I realize that not everybody can store large quantities, but there is ‘economy of scale’ - I think it pays to make a big batch at once. There’s less waste that way, and there is some effort and clean-up involved, so might as well do it less frequently.


(Bacon enough and time) #15

The saturated and monounsaturated fats in butter are reasonably stable, so they can sit out on the counter for a long time, just like bacon grease. We keep butter in the fridge (to keep the individual sticks from melting) until a stick is put in the butter dish, but the butter dish stays out and the butter remains fine. In London, my ex and I used to get solid pounds, and we’d put an entire pound out and leave it out till it was gone, with no problems.


(Doug) #16

Agreed, Paul - we leave the “butter in use” out too. Clarified butter - I don’t know but it would probably last a LONG time at room temperature…

:smile: Googled it - Ghee will last around 3-4 months at room temperature.


(Bob M) #17

The benefit to ghee is that it has a higher smoke point than butter. Butter will burn, but ghee at the same (high) temperature will not.

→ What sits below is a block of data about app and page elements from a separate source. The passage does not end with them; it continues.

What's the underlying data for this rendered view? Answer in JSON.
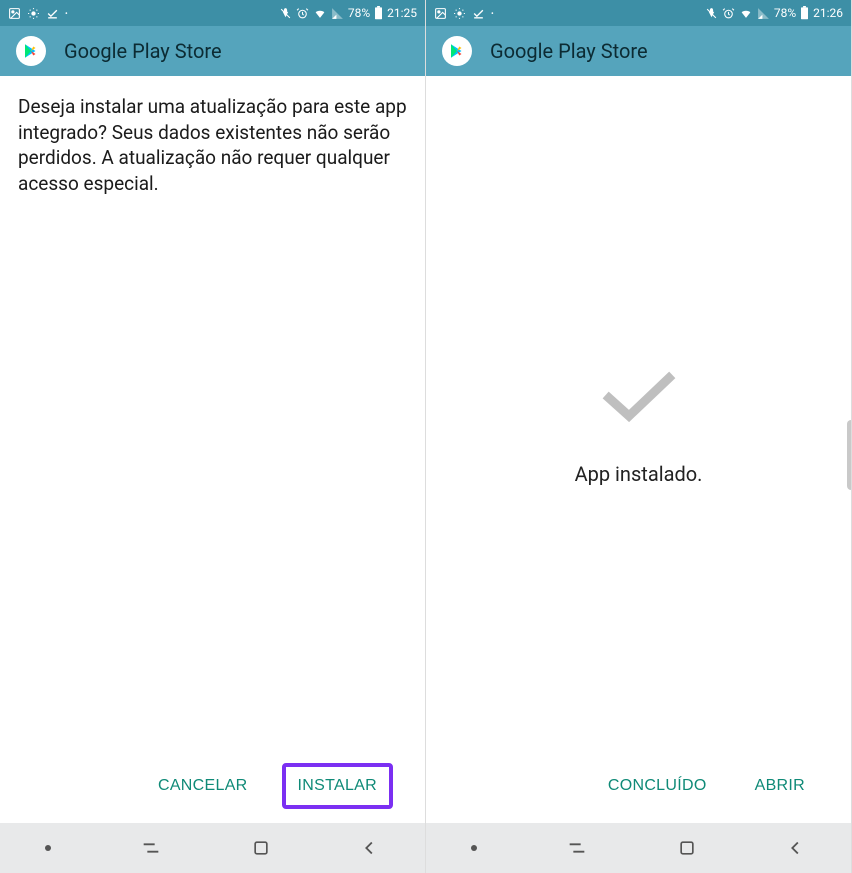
{
  "left": {
    "status": {
      "battery_pct": "78%",
      "time": "21:25"
    },
    "title": "Google Play Store",
    "message": "Deseja instalar uma atualização para este app integrado? Seus dados existentes não serão perdidos. A atualização não requer qualquer acesso especial.",
    "actions": {
      "cancel": "CANCELAR",
      "install": "INSTALAR"
    }
  },
  "right": {
    "status": {
      "battery_pct": "78%",
      "time": "21:26"
    },
    "title": "Google Play Store",
    "installed_text": "App instalado.",
    "actions": {
      "done": "CONCLUÍDO",
      "open": "ABRIR"
    }
  }
}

Now, some people (like the Serious Eats people) think that burning butter can add flavor, such as to steaks. But I’m not so sure that’s true…

I’ve made my own ghee, and it takes a while to make. And I use it so rarely that I just buy it. But if you use it a lot, that could get expensive.


(Doug) #18

For sure, Bob. Ghee is ~250°C / 485°F - higher than everything(?) but avocado oil.

Butter is WAY down there at 177°C / 350°F.


#19

Agreed “brown butter” is an excuse for burning something. Whenever somebody says something is “earthy” or “nutty” unless its dirt or nuts… You’ve lost me!


#20

You must have used a lot :slight_smile: We can’t leave out more than 30-50g or it will go off… But we mostly just used it for buttered bread or sometimes for coffee, this amount is enough for a week.

Yeah that’s too. I don’t need that. Butter is the tasty stuff I eat as it is, ghee is useless for me, it seems it costs 10 times as much as lard or coconut oil, the fat we use for cooking? But I do my best to avoid using any added fat (lard rendered out of my meat and used for my eggs doesn’t count :smiley: but that’s tiny too). Of course some dishes need it but I rarely make such ones.

Hmmm burned butter… Keto caramel starts like that, once I did that perfectly and never again. Oh well, I can live without that :slight_smile: